  3. For the statistic report (packet 49) at the RD300FS a signal level packet is delivered, as obeyed by the first station of packet 49 from the station which sent it. In this case during relay one has to “reach” into the data of the relayed packet – send it to the RDS protocol layer. Relaying in Morse is solved at a different SW level than protocols and therefore it is not possible to reasonably register this information to packets. If it comes to the MR25, which requested statistics, packet 49, which does not have the level supplemented at its end, supplements the MR25 with the signal level with which it received the packet from the last station.
  4. Packet type 59 – soft reset. Special service of mode C92 (modem, edit, access, mode) designed for RD300FS station. In Morse mode this service has no meaning (soft reset in the MR25 executes a different service – see Morse – communication in air). In mode C92 this MR25 packet is transmitted. If however it is determined for the MR25, the MR25 does not accept it. RDS in Morse mode always returns NAK for packet type 59.
  5. RD300FS cannot transmit a packet with zero data length, MR25 can.
  6. Certain versions of SW in the RD300FS for packet 49 (statistics) do not supplement on relay of the measured level (behaves the same as the MR25) – e.g. network VaK ??ár.

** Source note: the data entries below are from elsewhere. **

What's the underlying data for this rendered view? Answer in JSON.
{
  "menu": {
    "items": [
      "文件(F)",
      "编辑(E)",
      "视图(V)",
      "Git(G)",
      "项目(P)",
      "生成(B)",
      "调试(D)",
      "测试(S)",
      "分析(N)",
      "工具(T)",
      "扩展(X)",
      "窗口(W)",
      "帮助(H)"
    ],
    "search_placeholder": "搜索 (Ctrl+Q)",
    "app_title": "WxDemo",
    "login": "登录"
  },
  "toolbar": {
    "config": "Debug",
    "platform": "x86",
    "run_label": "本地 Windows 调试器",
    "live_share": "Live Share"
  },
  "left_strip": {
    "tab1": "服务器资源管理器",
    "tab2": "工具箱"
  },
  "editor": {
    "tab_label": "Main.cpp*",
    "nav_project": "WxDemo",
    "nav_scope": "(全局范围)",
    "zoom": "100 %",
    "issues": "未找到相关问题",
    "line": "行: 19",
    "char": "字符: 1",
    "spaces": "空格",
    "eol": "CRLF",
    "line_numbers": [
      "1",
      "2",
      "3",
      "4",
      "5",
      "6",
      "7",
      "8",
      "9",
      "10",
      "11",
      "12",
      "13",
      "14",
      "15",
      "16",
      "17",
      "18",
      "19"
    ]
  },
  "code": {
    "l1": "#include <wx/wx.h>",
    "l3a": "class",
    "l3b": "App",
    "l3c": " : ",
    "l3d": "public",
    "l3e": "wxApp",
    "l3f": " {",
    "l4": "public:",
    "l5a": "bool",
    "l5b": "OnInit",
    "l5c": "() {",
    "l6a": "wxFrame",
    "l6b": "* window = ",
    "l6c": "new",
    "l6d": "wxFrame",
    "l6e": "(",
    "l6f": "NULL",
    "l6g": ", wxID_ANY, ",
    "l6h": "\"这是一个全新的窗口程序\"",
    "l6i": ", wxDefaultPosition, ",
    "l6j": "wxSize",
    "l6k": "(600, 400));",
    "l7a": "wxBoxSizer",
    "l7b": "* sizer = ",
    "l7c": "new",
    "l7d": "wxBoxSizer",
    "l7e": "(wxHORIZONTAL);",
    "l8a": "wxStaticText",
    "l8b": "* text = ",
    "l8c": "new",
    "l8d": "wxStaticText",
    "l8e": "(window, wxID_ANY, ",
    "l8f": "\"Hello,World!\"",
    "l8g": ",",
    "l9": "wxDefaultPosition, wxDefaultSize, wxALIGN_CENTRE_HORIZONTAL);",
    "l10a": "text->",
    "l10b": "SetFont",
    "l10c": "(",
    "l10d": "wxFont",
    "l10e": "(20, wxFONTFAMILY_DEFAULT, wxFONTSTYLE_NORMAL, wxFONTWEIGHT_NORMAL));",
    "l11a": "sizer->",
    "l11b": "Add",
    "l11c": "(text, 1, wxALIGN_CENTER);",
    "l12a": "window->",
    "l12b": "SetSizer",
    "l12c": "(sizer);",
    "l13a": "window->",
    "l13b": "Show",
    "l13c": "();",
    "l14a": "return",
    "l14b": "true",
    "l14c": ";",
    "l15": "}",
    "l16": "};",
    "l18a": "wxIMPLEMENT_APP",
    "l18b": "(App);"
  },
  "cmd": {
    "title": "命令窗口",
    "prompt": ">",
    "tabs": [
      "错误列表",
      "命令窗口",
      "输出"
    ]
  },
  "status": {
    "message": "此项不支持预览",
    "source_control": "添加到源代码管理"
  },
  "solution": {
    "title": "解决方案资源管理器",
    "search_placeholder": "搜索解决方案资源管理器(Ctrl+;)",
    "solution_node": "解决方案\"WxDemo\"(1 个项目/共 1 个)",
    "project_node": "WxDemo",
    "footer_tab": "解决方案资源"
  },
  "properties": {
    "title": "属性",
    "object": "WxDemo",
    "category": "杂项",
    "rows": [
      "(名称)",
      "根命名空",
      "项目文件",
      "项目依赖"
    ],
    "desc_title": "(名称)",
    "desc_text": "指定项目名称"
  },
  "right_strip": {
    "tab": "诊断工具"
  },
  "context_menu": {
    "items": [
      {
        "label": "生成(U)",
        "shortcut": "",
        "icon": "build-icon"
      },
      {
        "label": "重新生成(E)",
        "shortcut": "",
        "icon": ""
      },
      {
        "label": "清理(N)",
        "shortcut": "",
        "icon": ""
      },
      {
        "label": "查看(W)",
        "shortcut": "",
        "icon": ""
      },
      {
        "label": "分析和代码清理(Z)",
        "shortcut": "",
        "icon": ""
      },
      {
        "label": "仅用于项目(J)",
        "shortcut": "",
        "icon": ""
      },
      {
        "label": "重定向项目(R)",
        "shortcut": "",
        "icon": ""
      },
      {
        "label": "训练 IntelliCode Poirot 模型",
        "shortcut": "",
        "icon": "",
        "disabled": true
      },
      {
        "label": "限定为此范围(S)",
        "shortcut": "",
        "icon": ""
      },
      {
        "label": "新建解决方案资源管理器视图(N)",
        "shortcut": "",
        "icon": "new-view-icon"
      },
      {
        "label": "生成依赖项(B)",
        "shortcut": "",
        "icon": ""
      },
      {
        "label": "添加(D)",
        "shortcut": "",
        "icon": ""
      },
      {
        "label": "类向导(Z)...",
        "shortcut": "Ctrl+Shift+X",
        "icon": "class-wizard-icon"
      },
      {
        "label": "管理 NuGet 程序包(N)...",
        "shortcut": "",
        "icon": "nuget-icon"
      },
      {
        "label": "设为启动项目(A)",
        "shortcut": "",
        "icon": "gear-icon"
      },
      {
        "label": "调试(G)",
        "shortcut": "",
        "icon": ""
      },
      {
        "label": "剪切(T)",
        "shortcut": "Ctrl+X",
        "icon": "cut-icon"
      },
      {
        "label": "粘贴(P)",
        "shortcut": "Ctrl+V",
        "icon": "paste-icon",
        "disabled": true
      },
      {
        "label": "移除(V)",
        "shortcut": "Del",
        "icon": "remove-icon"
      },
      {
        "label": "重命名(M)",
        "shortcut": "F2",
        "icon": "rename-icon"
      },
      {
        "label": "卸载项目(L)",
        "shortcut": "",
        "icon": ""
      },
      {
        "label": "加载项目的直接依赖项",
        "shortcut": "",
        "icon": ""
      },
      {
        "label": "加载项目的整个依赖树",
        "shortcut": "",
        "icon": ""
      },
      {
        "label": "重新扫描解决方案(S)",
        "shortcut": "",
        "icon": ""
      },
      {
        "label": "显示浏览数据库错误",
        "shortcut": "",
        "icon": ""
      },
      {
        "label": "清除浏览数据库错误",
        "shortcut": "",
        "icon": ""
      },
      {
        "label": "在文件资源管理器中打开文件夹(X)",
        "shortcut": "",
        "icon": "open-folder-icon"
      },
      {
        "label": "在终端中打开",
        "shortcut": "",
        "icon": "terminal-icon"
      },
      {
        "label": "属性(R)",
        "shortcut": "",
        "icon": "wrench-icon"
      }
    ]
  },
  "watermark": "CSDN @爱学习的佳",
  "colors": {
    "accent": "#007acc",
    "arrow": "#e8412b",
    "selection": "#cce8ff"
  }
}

5.2 Differences in RDS on the RF channel

  1. Communication on the RF channel for RD300FS always runs safely, i.e. RD300FS does not know packet type 48 in air. It only knows C8. With the MR25 it can be configured in modem params.
  2. For the RD300FS during relaying it overrides the size in the header of the packet in air. After relaying the size randomly changes – probably the protocol does not take it into consideration at all.

5.3 Differences in RdsInst

  1. Program RdsInst (version 11) before each communication with the devices transmits a request for status (packet 51). With RD300FS packets are always “glued” i.e.. 54+06+4B and from the side of the PC also 51+4B. The MR25 is able to read the “glued” packets step by step and immediately reply, i.e. communication runs 51-54, 4B-06. RdsInst does not understand this and packet 4B from the station is received the second time. Therefore it is necessary to set in port configuration 1x repeating.
  2. When communicating over modem numbers RdsInst strictly takes from the database the modem number belonging to the member number in the network. i.e. address (all 3 bytes), which are configured in the MR25 to the relevant port have to conform to the following limitation:
    • a) the number has to be in the range 0100|XXXX|XXXX
    • b) the last byte must agree with the member number listed in the database and cannot be larger than 7F.